-- EXERCISE INSTRUCTIONS --
Report every line below that carries the word "объектов".

[Dataset rows describing interfaces]
******

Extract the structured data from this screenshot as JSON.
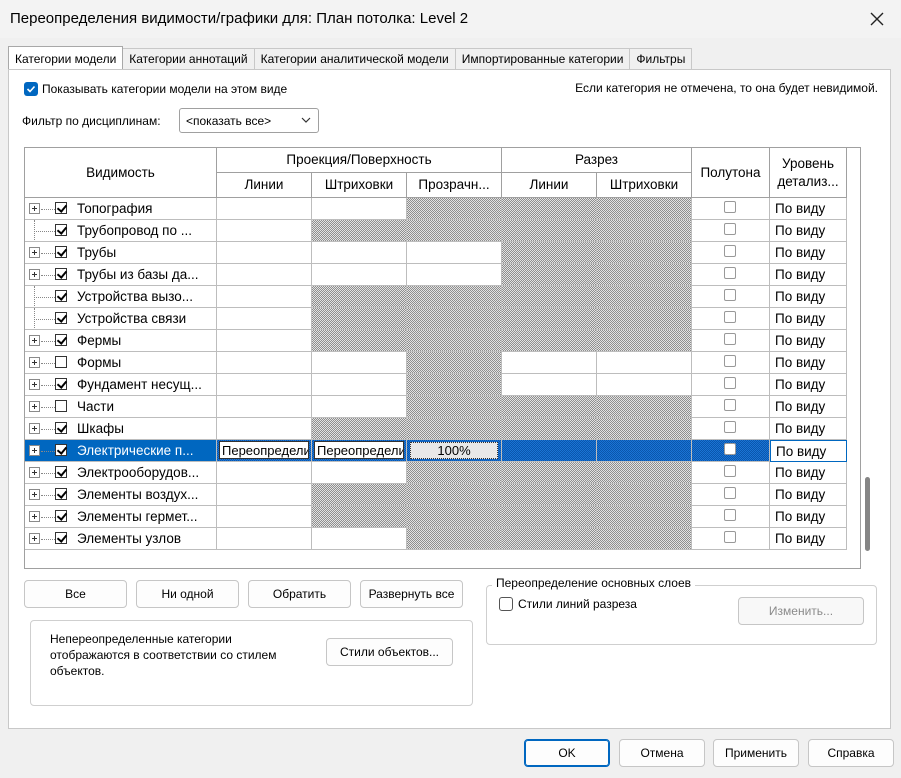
{
  "window": {
    "title": "Переопределения видимости/графики для: План потолка: Level 2"
  },
  "tabs": [
    {
      "label": "Категории модели",
      "active": true
    },
    {
      "label": "Категории аннотаций"
    },
    {
      "label": "Категории аналитической модели"
    },
    {
      "label": "Импортированные категории"
    },
    {
      "label": "Фильтры"
    }
  ],
  "options": {
    "show_model_label": "Показывать категории модели на этом виде",
    "hint": "Если категория не отмечена, то она будет невидимой.",
    "discipline_filter_label": "Фильтр по дисциплинам:",
    "discipline_filter_value": "<показать все>"
  },
  "table": {
    "headers": {
      "visibility": "Видимость",
      "projection": "Проекция/Поверхность",
      "proj_lines": "Линии",
      "proj_patterns": "Штриховки",
      "proj_transparency": "Прозрачн...",
      "cut": "Разрез",
      "cut_lines": "Линии",
      "cut_patterns": "Штриховки",
      "halftone": "Полутона",
      "detail_level": "Уровень детализ..."
    },
    "rows": [
      {
        "name": "Топография",
        "level": "По виду"
      },
      {
        "name": "Трубопровод по ...",
        "level": "По виду"
      },
      {
        "name": "Трубы",
        "level": "По виду"
      },
      {
        "name": "Трубы из базы да...",
        "level": "По виду"
      },
      {
        "name": "Устройства вызо...",
        "level": "По виду"
      },
      {
        "name": "Устройства связи",
        "level": "По виду"
      },
      {
        "name": "Фермы",
        "level": "По виду"
      },
      {
        "name": "Формы",
        "level": "По виду"
      },
      {
        "name": "Фундамент несущ...",
        "level": "По виду"
      },
      {
        "name": "Части",
        "level": "По виду"
      },
      {
        "name": "Шкафы",
        "level": "По виду"
      },
      {
        "name": "Электрические п...",
        "level": "По виду",
        "proj_lines": "Переопределить...",
        "proj_patterns": "Переопределить...",
        "transparency": "100%"
      },
      {
        "name": "Электрооборудов...",
        "level": "По виду"
      },
      {
        "name": "Элементы воздух...",
        "level": "По виду"
      },
      {
        "name": "Элементы гермет...",
        "level": "По виду"
      },
      {
        "name": "Элементы узлов",
        "level": "По виду"
      }
    ]
  },
  "buttons": {
    "all": "Все",
    "none": "Ни одной",
    "invert": "Обратить",
    "expand_all": "Развернуть все",
    "object_styles": "Стили объектов...",
    "edit": "Изменить...",
    "ok": "OK",
    "cancel": "Отмена",
    "apply": "Применить",
    "help": "Справка"
  },
  "layers_group": {
    "title": "Переопределение основных слоев",
    "cut_line_styles": "Стили линий разреза"
  },
  "note": "Непереопределенные категории отображаются в соответствии со стилем объектов."
}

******

-- OUTPUT FOR THIS EXERCISE --
    "object_styles": "Стили объектов...",
  "note": "Непереопределенные категории отображаются в соответствии со стилем объектов."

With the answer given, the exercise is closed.